▸ Brief:
For each line below that contains the word "Repos", make a copy.

[Items listed in a dataset]
BEGIN
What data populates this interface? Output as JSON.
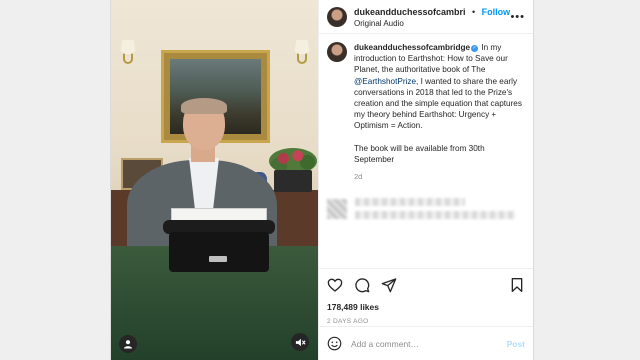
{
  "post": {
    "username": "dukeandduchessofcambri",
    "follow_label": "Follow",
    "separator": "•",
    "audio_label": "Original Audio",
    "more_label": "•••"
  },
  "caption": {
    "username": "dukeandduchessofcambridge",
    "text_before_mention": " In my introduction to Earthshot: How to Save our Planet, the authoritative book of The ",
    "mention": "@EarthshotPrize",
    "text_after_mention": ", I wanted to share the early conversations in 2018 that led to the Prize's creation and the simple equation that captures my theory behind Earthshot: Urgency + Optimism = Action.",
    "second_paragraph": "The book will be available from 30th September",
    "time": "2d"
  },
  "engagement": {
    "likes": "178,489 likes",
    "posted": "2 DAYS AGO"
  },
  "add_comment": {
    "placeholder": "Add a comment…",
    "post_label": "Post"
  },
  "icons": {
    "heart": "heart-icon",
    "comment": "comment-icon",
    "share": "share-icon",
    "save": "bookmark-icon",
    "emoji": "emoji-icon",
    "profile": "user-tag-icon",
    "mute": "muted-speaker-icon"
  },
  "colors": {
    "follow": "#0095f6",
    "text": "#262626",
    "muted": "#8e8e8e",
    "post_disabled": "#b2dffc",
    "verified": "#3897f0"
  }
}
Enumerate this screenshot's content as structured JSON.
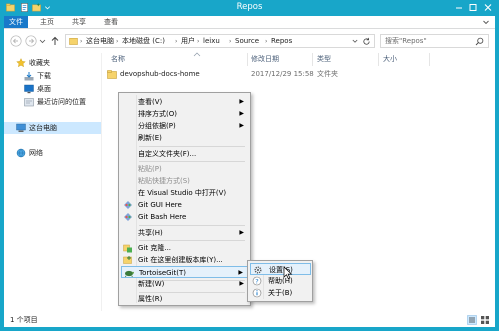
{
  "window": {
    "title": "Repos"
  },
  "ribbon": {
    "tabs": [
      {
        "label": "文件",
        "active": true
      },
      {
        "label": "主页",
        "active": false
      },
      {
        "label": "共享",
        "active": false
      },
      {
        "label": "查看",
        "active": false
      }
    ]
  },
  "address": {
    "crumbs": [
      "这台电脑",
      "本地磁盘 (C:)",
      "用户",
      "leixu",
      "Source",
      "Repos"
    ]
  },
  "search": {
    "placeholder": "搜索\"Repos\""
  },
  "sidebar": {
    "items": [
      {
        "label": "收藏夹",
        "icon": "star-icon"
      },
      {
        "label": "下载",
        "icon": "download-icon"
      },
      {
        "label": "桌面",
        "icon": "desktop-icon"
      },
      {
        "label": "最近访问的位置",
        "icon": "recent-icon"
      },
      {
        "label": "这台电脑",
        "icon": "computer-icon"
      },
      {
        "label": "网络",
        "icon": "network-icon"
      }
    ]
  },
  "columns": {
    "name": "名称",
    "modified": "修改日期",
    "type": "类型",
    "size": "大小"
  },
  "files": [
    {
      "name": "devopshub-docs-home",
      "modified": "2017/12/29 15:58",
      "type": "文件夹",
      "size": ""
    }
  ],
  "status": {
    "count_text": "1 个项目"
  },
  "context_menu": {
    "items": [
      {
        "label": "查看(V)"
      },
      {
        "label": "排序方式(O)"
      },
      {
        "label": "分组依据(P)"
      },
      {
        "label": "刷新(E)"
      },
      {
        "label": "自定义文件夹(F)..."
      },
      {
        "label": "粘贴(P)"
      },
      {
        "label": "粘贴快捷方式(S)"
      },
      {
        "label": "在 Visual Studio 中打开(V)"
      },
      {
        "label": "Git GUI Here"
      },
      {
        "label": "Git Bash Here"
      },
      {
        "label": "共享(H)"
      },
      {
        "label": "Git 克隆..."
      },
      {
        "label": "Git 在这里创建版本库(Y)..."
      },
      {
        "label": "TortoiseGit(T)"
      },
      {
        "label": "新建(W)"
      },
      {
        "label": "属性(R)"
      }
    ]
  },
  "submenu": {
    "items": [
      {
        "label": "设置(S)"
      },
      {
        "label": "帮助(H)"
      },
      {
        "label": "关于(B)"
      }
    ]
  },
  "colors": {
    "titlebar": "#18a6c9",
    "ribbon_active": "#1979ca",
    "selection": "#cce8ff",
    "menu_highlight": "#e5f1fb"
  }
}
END
▸ Task solution:
    "title": "Repos"
      "Repos"
    "placeholder": "搜索\"Repos\""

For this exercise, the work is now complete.